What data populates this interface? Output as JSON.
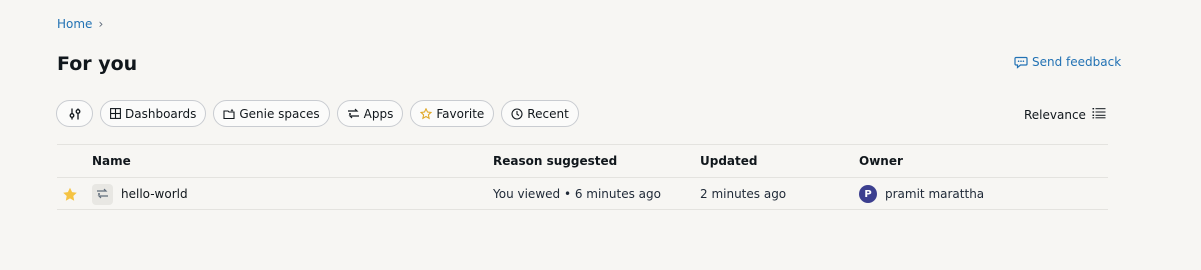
{
  "breadcrumb": {
    "home": "Home",
    "separator": "›"
  },
  "page_title": "For you",
  "feedback": {
    "label": "Send feedback",
    "icon": "chat-bubble-icon"
  },
  "filters": [
    {
      "id": "filter-settings",
      "label": "",
      "icon": "sliders-icon"
    },
    {
      "id": "dashboards",
      "label": "Dashboards",
      "icon": "grid-icon"
    },
    {
      "id": "genie-spaces",
      "label": "Genie spaces",
      "icon": "genie-icon"
    },
    {
      "id": "apps",
      "label": "Apps",
      "icon": "apps-icon"
    },
    {
      "id": "favorite",
      "label": "Favorite",
      "icon": "star-outline-icon"
    },
    {
      "id": "recent",
      "label": "Recent",
      "icon": "clock-icon"
    }
  ],
  "sort": {
    "label": "Relevance",
    "icon": "list-icon"
  },
  "table": {
    "columns": {
      "name": "Name",
      "reason": "Reason suggested",
      "updated": "Updated",
      "owner": "Owner"
    },
    "rows": [
      {
        "favorite": true,
        "type_icon": "apps-icon",
        "name": "hello-world",
        "reason": "You viewed • 6 minutes ago",
        "updated": "2 minutes ago",
        "owner_initial": "P",
        "owner": "pramit marattha"
      }
    ]
  },
  "colors": {
    "background": "#f7f6f3",
    "link": "#2272b4",
    "star": "#f5c342",
    "avatar": "#3c3f8f"
  }
}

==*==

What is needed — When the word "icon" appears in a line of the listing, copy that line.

Reply to the exercise —
    "icon": "chat-bubble-icon"
      "icon": "sliders-icon"
      "icon": "grid-icon"
      "icon": "genie-icon"
      "icon": "apps-icon"
      "icon": "star-outline-icon"
      "icon": "clock-icon"
    "icon": "list-icon"
        "type_icon": "apps-icon",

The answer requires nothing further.